Extracted material:
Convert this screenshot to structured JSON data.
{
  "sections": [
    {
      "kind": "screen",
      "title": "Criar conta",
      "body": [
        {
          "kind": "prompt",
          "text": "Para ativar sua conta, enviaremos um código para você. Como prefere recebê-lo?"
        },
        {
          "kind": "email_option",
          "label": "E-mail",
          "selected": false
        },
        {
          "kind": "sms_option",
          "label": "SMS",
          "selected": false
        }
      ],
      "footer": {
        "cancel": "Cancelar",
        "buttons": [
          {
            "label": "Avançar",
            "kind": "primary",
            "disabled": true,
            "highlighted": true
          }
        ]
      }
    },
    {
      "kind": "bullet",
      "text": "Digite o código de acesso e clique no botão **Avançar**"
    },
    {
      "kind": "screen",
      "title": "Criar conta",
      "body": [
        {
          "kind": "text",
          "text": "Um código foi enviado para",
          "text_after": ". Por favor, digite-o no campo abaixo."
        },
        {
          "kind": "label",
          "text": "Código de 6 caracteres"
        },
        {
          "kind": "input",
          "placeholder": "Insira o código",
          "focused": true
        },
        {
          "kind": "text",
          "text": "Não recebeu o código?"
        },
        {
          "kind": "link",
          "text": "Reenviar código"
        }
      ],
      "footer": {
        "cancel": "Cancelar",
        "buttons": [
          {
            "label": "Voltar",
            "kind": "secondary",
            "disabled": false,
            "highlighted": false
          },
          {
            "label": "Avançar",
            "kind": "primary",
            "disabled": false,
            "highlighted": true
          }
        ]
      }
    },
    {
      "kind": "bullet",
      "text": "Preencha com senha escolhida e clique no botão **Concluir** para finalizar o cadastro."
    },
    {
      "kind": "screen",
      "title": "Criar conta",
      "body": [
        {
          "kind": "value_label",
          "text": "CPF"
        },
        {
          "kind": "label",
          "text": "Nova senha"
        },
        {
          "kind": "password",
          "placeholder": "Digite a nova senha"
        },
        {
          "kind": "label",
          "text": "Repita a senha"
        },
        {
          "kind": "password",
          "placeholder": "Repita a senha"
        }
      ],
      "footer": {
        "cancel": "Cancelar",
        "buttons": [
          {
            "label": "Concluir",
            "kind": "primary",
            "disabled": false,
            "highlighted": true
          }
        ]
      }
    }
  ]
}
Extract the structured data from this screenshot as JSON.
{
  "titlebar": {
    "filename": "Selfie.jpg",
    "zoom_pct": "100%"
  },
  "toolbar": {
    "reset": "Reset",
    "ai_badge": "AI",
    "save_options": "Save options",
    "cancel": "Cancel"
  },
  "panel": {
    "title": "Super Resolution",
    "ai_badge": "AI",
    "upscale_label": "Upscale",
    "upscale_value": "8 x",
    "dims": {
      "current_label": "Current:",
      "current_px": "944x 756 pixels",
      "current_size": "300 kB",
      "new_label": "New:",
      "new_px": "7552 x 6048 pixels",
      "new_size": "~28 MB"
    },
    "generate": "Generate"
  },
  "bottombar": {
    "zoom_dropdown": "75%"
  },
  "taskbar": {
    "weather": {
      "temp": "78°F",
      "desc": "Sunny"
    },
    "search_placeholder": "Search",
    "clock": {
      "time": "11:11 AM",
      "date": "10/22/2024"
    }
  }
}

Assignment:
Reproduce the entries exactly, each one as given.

Expected answer:
Convert this screenshot to structured JSON data.
{
  "sections": [
    {
      "kind": "screen",
      "title": "Criar conta",
      "body": [
        {
          "kind": "prompt",
          "text": "Para ativar sua conta, enviaremos um código para você. Como prefere recebê-lo?"
        },
        {
          "kind": "email_option",
          "label": "E-mail",
          "selected": false
        },
        {
          "kind": "sms_option",
          "label": "SMS",
          "selected": false
        }
      ],
      "footer": {
        "cancel": "Cancelar",
        "buttons": [
          {
            "label": "Avançar",
            "kind": "primary",
            "disabled": true,
            "highlighted": true
          }
        ]
      }
    },
    {
      "kind": "bullet",
      "text": "Digite o código de acesso e clique no botão **Avançar**"
    },
    {
      "kind": "screen",
      "title": "Criar conta",
      "body": [
        {
          "kind": "text",
          "text": "Um código foi enviado para",
          "text_after": ". Por favor, digite-o no campo abaixo."
        },
        {
          "kind": "label",
          "text": "Código de 6 caracteres"
        },
        {
          "kind": "input",
          "placeholder": "Insira o código",
          "focused": true
        },
        {
          "kind": "text",
          "text": "Não recebeu o código?"
        },
        {
          "kind": "link",
          "text": "Reenviar código"
        }
      ],
      "footer": {
        "cancel": "Cancelar",
        "buttons": [
          {
            "label": "Voltar",
            "kind": "secondary",
            "disabled": false,
            "highlighted": false
          },
          {
            "label": "Avançar",
            "kind": "primary",
            "disabled": false,
            "highlighted": true
          }
        ]
      }
    },
    {
      "kind": "bullet",
      "text": "Preencha com senha escolhida e clique no botão **Concluir** para finalizar o cadastro."
    },
    {
      "kind": "screen",
      "title": "Criar conta",
      "body": [
        {
          "kind": "value_label",
          "text": "CPF"
        },
        {
          "kind": "label",
          "text": "Nova senha"
        },
        {
          "kind": "password",
          "placeholder": "Digite a nova senha"
        },
        {
          "kind": "label",
          "text": "Repita a senha"
        },
        {
          "kind": "password",
          "placeholder": "Repita a senha"
        }
      ],
      "footer": {
        "cancel": "Cancelar",
        "buttons": [
          {
            "label": "Concluir",
            "kind": "primary",
            "disabled": false,
            "highlighted": true
          }
        ]
      }
    }
  ]
}
Extract the structured data from this screenshot as JSON.
{
  "titlebar": {
    "filename": "Selfie.jpg",
    "zoom_pct": "100%"
  },
  "toolbar": {
    "reset": "Reset",
    "ai_badge": "AI",
    "save_options": "Save options",
    "cancel": "Cancel"
  },
  "panel": {
    "title": "Super Resolution",
    "ai_badge": "AI",
    "upscale_label": "Upscale",
    "upscale_value": "8 x",
    "dims": {
      "current_label": "Current:",
      "current_px": "944x 756 pixels",
      "current_size": "300 kB",
      "new_label": "New:",
      "new_px": "7552 x 6048 pixels",
      "new_size": "~28 MB"
    },
    "generate": "Generate"
  },
  "bottombar": {
    "zoom_dropdown": "75%"
  },
  "taskbar": {
    "weather": {
      "temp": "78°F",
      "desc": "Sunny"
    },
    "search_placeholder": "Search",
    "clock": {
      "time": "11:11 AM",
      "date": "10/22/2024"
    }
  }
}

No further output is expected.